In Exodus 33, God acquiesces to Moses’ request for a taste of His glory. He gets a glimpse of His back as God passes by. This particular narrative ends before we find out how Moses’ reacted to seeing the backside (usually regarded as the worst side of anything) of God Himself, but in the next chapter “the skin of Moses’ face was shining” when he returned from the encounter (Ex. 34:29-35). Sort of a divine sunburn?
As mortal beings we can’t handle the full brunt of God’s glory, but what does a glimpse of Him typically bring? Although we don’t see Moses’ immediate reaction to seeing God’s back in Ex. 33, in the next chapter he is on his face in worship and repentence at God’s next cloud-masked appearance (Ex. 34:8-9). Other encounters with a glimpse of God in scripture reveal a similar penetant reaction. After Job heard and saw as much of God as he could handle, Job despised himself and repented immediately (Job 42:5-6). When God appeared to the prophet Isaiah in a vision, he declared “Woe is me!” as he lamented his own sin (Isaiah 6:5). Jesus’ disciple John, who walked with Jesus years earlier, saw a vision of Him in fuller (but not full) glory on the Island of Patmos and “fell at His feet as though dead.” (Rev. 1:17).
No doubt there was terror and awe in seeing just a part of God’s glory, but there is something about Him that made people want to also repent. When we are faced with God’s perfect holiness and righteousness, we can also see how far short we come to it. Repentance is an appropriate posture. This is part of what distinguishes the fear of man or monsters from a healthy fear of God (Matt. 10:28).
Francis Chan thought enough about our meeting God that he writes a great deal about it in a book that is supposed to be about marriage. On page 24 of You and Me Forever, Chan says, “Oddly, I meet very few people who think about that moment. Is it because we don’t really believe it’s going to happen? We think about upcoming vacations and imagine how much fun we will have. We think about upcoming trials and worry about how difficult they will be, Why don’t we think about seeing God for the first time?”

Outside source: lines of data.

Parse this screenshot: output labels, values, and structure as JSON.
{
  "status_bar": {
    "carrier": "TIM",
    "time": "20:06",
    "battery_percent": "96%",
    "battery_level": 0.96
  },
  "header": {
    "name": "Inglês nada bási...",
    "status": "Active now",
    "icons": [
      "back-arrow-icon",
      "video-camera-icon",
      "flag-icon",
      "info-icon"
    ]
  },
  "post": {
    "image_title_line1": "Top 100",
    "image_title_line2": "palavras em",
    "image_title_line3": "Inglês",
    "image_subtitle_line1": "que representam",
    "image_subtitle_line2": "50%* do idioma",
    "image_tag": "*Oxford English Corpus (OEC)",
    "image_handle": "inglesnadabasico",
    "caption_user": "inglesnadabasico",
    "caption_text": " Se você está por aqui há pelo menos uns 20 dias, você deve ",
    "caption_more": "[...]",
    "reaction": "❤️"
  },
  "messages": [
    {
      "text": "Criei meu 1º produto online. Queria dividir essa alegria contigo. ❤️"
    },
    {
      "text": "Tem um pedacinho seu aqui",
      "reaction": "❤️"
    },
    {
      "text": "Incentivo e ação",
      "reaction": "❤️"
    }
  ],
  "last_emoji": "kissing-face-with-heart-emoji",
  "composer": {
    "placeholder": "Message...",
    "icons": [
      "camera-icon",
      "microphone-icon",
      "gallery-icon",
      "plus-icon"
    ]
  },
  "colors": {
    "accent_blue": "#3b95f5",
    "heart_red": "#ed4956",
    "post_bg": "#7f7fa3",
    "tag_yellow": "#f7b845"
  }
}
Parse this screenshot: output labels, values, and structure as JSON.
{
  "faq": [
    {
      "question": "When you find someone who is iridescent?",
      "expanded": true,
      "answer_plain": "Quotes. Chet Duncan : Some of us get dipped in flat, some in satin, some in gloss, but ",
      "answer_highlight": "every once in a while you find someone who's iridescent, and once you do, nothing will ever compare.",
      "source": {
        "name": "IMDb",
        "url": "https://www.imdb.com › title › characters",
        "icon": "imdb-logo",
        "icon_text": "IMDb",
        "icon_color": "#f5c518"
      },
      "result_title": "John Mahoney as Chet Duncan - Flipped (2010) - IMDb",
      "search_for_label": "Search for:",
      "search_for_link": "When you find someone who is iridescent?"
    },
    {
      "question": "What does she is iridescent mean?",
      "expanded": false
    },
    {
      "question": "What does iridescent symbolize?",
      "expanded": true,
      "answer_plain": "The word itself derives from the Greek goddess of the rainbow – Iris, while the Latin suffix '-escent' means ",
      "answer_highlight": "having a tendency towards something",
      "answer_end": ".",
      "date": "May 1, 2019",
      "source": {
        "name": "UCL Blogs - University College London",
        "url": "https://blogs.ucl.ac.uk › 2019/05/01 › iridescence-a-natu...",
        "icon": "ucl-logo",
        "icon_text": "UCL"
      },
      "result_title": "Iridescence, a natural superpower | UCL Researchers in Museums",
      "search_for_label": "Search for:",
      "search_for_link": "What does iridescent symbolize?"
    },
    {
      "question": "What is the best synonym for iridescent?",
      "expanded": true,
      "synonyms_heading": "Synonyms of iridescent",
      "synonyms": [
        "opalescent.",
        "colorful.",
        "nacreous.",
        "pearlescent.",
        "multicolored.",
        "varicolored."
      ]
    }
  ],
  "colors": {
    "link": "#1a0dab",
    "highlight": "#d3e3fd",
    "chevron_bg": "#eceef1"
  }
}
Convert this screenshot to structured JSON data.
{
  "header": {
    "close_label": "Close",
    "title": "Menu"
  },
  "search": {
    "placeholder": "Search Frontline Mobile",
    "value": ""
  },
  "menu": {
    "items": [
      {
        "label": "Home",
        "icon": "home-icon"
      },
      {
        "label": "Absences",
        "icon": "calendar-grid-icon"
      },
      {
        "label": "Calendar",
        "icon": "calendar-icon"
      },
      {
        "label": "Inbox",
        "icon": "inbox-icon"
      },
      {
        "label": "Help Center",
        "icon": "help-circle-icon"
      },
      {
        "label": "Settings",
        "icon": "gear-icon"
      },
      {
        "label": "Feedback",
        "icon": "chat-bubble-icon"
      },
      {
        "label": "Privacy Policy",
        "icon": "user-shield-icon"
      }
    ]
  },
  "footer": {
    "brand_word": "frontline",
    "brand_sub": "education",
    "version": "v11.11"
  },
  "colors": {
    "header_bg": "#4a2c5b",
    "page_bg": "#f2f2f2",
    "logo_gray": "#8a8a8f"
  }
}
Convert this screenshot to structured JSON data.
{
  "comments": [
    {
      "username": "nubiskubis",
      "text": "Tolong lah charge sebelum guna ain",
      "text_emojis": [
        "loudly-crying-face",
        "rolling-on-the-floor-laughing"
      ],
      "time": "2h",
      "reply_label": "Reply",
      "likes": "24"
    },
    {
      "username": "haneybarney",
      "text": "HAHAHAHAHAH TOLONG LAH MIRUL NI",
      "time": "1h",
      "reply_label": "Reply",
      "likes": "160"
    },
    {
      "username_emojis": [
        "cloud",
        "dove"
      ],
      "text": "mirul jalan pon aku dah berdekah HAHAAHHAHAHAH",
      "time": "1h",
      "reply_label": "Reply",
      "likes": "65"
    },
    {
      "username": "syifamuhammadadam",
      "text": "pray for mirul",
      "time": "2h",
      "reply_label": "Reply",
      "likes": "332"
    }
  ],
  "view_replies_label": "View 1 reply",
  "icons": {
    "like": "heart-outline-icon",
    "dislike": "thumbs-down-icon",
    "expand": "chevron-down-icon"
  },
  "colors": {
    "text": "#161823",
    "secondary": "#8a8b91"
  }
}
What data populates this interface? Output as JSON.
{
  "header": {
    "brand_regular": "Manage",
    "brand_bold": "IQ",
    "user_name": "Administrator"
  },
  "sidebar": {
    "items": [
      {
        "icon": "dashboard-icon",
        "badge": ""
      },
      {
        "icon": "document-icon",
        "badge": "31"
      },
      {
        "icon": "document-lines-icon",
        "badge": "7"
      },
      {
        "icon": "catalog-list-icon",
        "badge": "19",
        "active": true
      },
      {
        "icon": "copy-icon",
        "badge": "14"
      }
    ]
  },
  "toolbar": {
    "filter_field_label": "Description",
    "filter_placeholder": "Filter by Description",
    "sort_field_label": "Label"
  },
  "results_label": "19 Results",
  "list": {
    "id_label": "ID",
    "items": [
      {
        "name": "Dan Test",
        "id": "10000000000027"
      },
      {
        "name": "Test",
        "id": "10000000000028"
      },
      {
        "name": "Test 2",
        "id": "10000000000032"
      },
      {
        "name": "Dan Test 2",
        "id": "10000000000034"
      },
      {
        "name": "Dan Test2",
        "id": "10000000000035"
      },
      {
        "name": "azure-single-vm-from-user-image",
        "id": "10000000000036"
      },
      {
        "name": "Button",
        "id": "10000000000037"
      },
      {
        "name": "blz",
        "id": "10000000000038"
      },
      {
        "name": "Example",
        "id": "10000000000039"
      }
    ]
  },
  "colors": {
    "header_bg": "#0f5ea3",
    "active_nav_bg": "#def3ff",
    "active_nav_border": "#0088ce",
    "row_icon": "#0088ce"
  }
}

The moment we see God, no other relationship, not even our marriages, will come to mind. In fact the only relationship that matters in light of eternity is the one between you and Jesus Christ. And we could see Him at any moment. Any moment! That should change everything. Are you ready?
Everyone will see the face of God one day. We will be outside of the limitations of our physical body when we do, so we will not be able to “die” in His presence. If our sins are covered by the blood of Christ, we will be looking at the Savior. If we are still in our sin, we will be looking at our Judge. But “one day every knee will bow” (Rom. 14:11, Phil. 2:10), and we would all benefit from thinking about finally gazing upon His face. Especially if the realization of who He is (holy) and who we are (sinners) brings our repentance.
Fathers spend their time preparing for their children to leave home; our Heavenly Father is preparing a place for us to come home (John 14:3). This truth should leave with us with both hope and urgency. Our hope is the assurance that although we may be completely unraveled by the sight of our Savior’s face, He will be welcoming us home. A sense of urgency should come from the fact that many do not have this hope. The days are fleeting and we have work to do (Matt. 28:16-20).
“For now we see in a mirror dimly, but then face to face.” (1 Cor. 13:12). Wherever you are, think long and hard about seeing the face of God, and then decide what really matters.